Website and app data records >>
=== Begin Enclosure ===

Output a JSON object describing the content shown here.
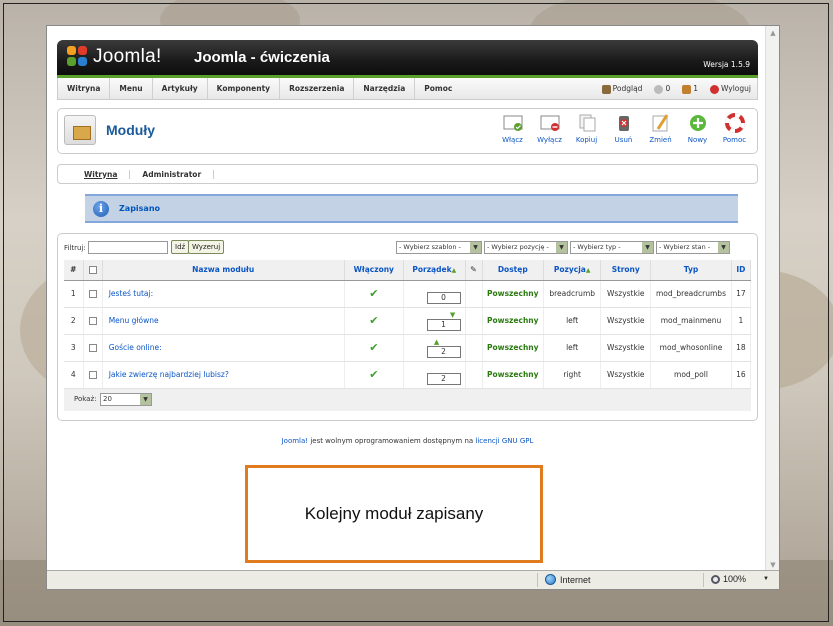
{
  "header": {
    "logo_text": "Joomla!",
    "site_title": "Joomla - ćwiczenia",
    "version": "Wersja 1.5.9"
  },
  "menu": {
    "items": [
      "Witryna",
      "Menu",
      "Artykuły",
      "Komponenty",
      "Rozszerzenia",
      "Narzędzia",
      "Pomoc"
    ],
    "preview": "Podgląd",
    "messages_count": "0",
    "users_count": "1",
    "logout": "Wyloguj"
  },
  "toolbar": {
    "title": "Moduły",
    "buttons": [
      {
        "label": "Włącz",
        "icon": "publish-icon"
      },
      {
        "label": "Wyłącz",
        "icon": "unpublish-icon"
      },
      {
        "label": "Kopiuj",
        "icon": "copy-icon"
      },
      {
        "label": "Usuń",
        "icon": "delete-icon"
      },
      {
        "label": "Zmień",
        "icon": "edit-icon"
      },
      {
        "label": "Nowy",
        "icon": "new-icon"
      },
      {
        "label": "Pomoc",
        "icon": "help-icon"
      }
    ]
  },
  "subnav": {
    "items": [
      "Witryna",
      "Administrator"
    ]
  },
  "message": {
    "text": "Zapisano"
  },
  "filter": {
    "label": "Filtruj:",
    "go_button": "Idź",
    "reset_button": "Wyzeruj",
    "selects": [
      "- Wybierz szablon -",
      "- Wybierz pozycję -",
      "- Wybierz typ -",
      "- Wybierz stan -"
    ]
  },
  "table": {
    "headers": {
      "num": "#",
      "name": "Nazwa modułu",
      "enabled": "Włączony",
      "order": "Porządek",
      "access": "Dostęp",
      "position": "Pozycja",
      "pages": "Strony",
      "type": "Typ",
      "id": "ID"
    },
    "rows": [
      {
        "num": "1",
        "name": "Jesteś tutaj:",
        "order": "0",
        "access": "Powszechny",
        "position": "breadcrumb",
        "pages": "Wszystkie",
        "type": "mod_breadcrumbs",
        "id": "17"
      },
      {
        "num": "2",
        "name": "Menu główne",
        "order": "1",
        "access": "Powszechny",
        "position": "left",
        "pages": "Wszystkie",
        "type": "mod_mainmenu",
        "id": "1"
      },
      {
        "num": "3",
        "name": "Goście online:",
        "order": "2",
        "access": "Powszechny",
        "position": "left",
        "pages": "Wszystkie",
        "type": "mod_whosonline",
        "id": "18"
      },
      {
        "num": "4",
        "name": "Jakie zwierzę najbardziej lubisz?",
        "order": "2",
        "access": "Powszechny",
        "position": "right",
        "pages": "Wszystkie",
        "type": "mod_poll",
        "id": "16"
      }
    ],
    "show_label": "Pokaż:",
    "show_value": "20"
  },
  "footer": {
    "link1": "Joomla!",
    "middle": " jest wolnym oprogramowaniem dostępnym na ",
    "link2": "licencji GNU GPL"
  },
  "status": {
    "zone": "Internet",
    "zoom": "100%"
  },
  "callout": {
    "text": "Kolejny moduł zapisany"
  }
}
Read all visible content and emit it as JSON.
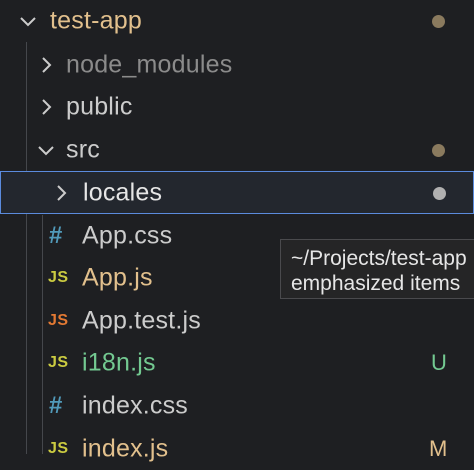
{
  "colors": {
    "background": "#1e1f22",
    "root_label": "#e2c08d",
    "folder_label": "#cccccc",
    "ignored_label": "#8b8b8b",
    "untracked_label": "#73c991",
    "modified_label": "#e2c08d",
    "untracked_badge": "#73c991",
    "modified_badge": "#e2c08d",
    "js_icon": "#cbcb41",
    "js_test_icon": "#e37933",
    "css_icon": "#519aba",
    "dot": "#8a7a5e",
    "selection_border": "#5b8bdd"
  },
  "explorer": {
    "root": {
      "label": "test-app",
      "icon": "chevron-down-icon",
      "indicator": "modified-dot"
    },
    "items": [
      {
        "label": "node_modules",
        "icon": "chevron-right-icon",
        "type": "folder",
        "state": "ignored"
      },
      {
        "label": "public",
        "icon": "chevron-right-icon",
        "type": "folder",
        "state": "normal"
      },
      {
        "label": "src",
        "icon": "chevron-down-icon",
        "type": "folder",
        "state": "expanded",
        "indicator": "modified-dot"
      },
      {
        "label": "locales",
        "icon": "chevron-right-icon",
        "type": "folder",
        "state": "selected",
        "indicator": "dot"
      },
      {
        "label": "App.css",
        "icon": "css-file-icon",
        "icon_glyph": "#",
        "type": "file"
      },
      {
        "label": "App.js",
        "icon": "js-file-icon",
        "icon_glyph": "JS",
        "type": "file",
        "state": "modified"
      },
      {
        "label": "App.test.js",
        "icon": "js-test-file-icon",
        "icon_glyph": "JS",
        "type": "file"
      },
      {
        "label": "i18n.js",
        "icon": "js-file-icon",
        "icon_glyph": "JS",
        "type": "file",
        "state": "untracked",
        "badge": "U"
      },
      {
        "label": "index.css",
        "icon": "css-file-icon",
        "icon_glyph": "#",
        "type": "file"
      },
      {
        "label": "index.js",
        "icon": "js-file-icon",
        "icon_glyph": "JS",
        "type": "file",
        "state": "modified",
        "badge": "M"
      }
    ]
  },
  "tooltip": {
    "line1": "~/Projects/test-app",
    "line2": "emphasized items"
  }
}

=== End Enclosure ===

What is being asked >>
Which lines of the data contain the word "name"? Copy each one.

Response below >>
      "name": "Nazwa modułu",
        "name": "Jesteś tutaj:",
        "name": "Menu główne",
        "name": "Goście online:",
        "name": "Jakie zwierzę najbardziej lubisz?",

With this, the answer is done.